A homework contract may be set.
Spelling homework should be worked on for up to 30 minutes a night until completed. Times Tables practice should occur at least once a week. Reading for pleasure each night is desirable. Work not finished in class may be set as homework occasionally.
Project work may occur.
Responsibilities of Teachers
- Students are given an opportunity to write homework in their diaries.
- A realistic time expectation is placed on the completion of homework.
- Communication between teachers to ensure the amount of homework given to a class is balanced throughout the term.
- Where large projects (for middle and upper students) are issued for homework, the written criteria for assessment are provided to the students at the start of the project.
- If homework is given, it is checked / marked and feedback is given (relative to the size of the homework).
Responsibilities of Parents
- Parents encourage students to complete their homework and check their diaries daily.
- Parents need to communicate any issues regarding homework with their classroom teacher.
- Parents may choose to support class-programs with additional work with their children at home.
Responsibilities of Students
- Students (Years 2-7) will write their homework in their diaries.
- Middle and Upper primary students will communicate with their teachers early if there will be difficulties in completing the homework in the set time.

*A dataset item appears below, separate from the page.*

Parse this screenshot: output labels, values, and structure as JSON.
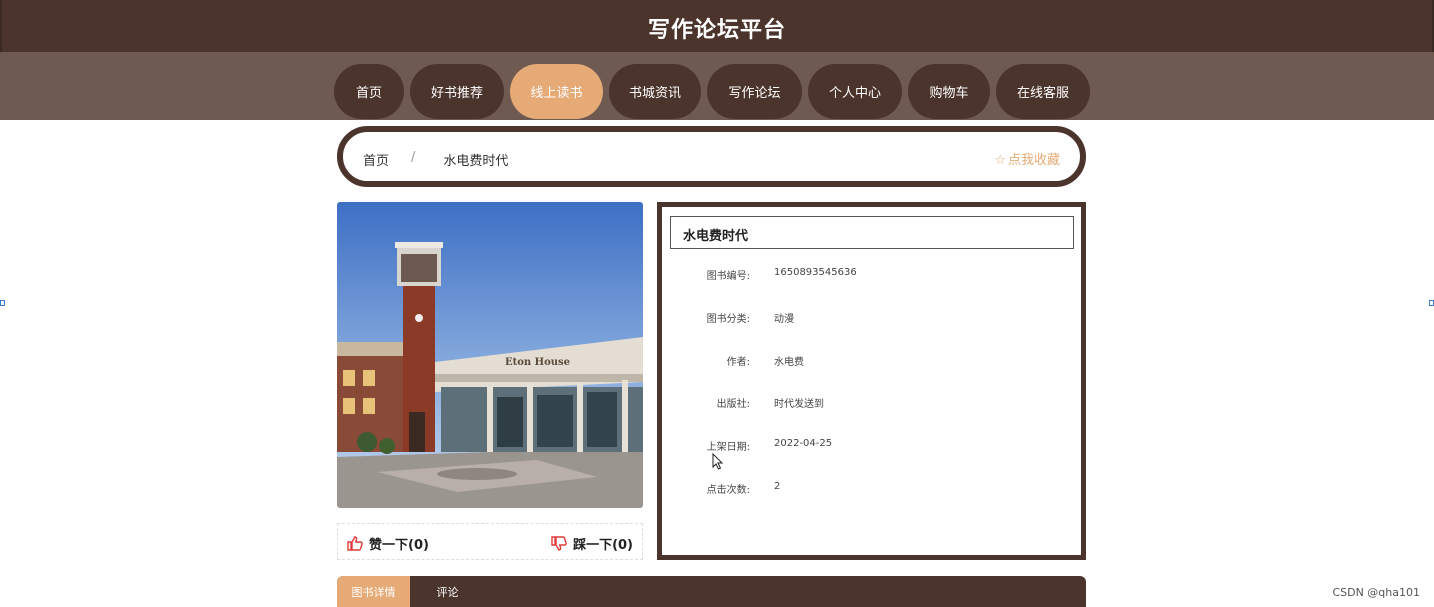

- Where students are continually out of class for additional programs (eg. instrumental music, choir, SAPSASA sports), students and / or parents may negotiate with the teacher which work needs to be completed.
Some advice to Parents

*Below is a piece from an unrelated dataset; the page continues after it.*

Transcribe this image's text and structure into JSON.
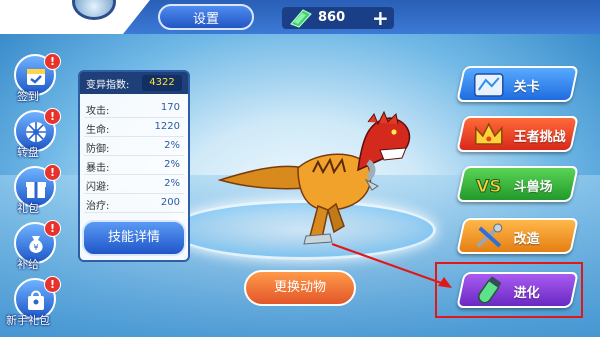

- Communicate any concerns with class teacher as soon as possible if your child is having difficulty with the content or the completion of homework.
- Homework is best done at a quiet time set aside for homework completion.

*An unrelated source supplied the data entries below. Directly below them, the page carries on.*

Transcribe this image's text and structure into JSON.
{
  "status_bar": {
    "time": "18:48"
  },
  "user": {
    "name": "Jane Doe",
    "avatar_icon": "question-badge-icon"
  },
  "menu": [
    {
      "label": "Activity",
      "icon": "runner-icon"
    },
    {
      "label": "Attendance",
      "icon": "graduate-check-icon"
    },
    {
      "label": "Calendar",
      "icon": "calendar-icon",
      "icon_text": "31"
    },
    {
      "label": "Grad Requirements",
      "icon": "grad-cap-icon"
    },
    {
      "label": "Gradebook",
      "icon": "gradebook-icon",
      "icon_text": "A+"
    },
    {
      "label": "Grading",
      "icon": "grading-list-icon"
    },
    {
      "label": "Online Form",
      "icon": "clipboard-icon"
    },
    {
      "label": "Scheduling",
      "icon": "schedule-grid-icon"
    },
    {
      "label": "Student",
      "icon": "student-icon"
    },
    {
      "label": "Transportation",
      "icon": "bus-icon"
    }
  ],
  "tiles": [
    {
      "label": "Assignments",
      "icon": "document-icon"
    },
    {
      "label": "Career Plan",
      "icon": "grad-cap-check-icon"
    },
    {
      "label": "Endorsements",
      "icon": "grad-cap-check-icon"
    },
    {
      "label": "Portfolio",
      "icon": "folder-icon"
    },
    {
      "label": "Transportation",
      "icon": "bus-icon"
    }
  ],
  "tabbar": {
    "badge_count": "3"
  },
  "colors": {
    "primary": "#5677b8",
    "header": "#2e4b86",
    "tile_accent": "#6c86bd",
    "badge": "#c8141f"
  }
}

- Completing homework in front of the television is not recommended
Typically, children will become more independent and responsible for their homework as they reach middle / upper primary, especially if good habits have been established in the early years.
Further activities out of school hours that promotes learning:
- reading fiction and non-fiction books regularly
- drawing and sketching
- writing shopping lists
- playing “shops”
- assisting with actual shopping
- cutting and pasting
- pursuing research in reference materials
- inventing games
- making things
- pursuing hobbies
- reading newspapers
- viewing/listening to the news and discussing with family
- taking photographs, labelling and creating captions for them
- writing/acting plays
- writing poems/letters/stories
- practising spelling errors from the day’s work
- playing cards/board games
- practising handwriting
- drawing/investigating maps
- knowing where the family is going on holidays
- drawing/writing cartoons
- playing ball games individually or in teams
- skipping, playing with hoops, quoits
- practising times tables and number facts (eg. pairs or groups of numbers that make 10)
- doing jigsaw puzzles
- making collections (of anything – within reason)
- playing an instrument
- singing/composing songs
- knitting and any other craftwork
- cooking (including peeling vegetables washing and drying-up, reading and writing recipes)
- setting the table
- plaiting or styling hair
- tying shoelaces and bows
- working with buttons
- making puppets
- threading shells, beads and pasta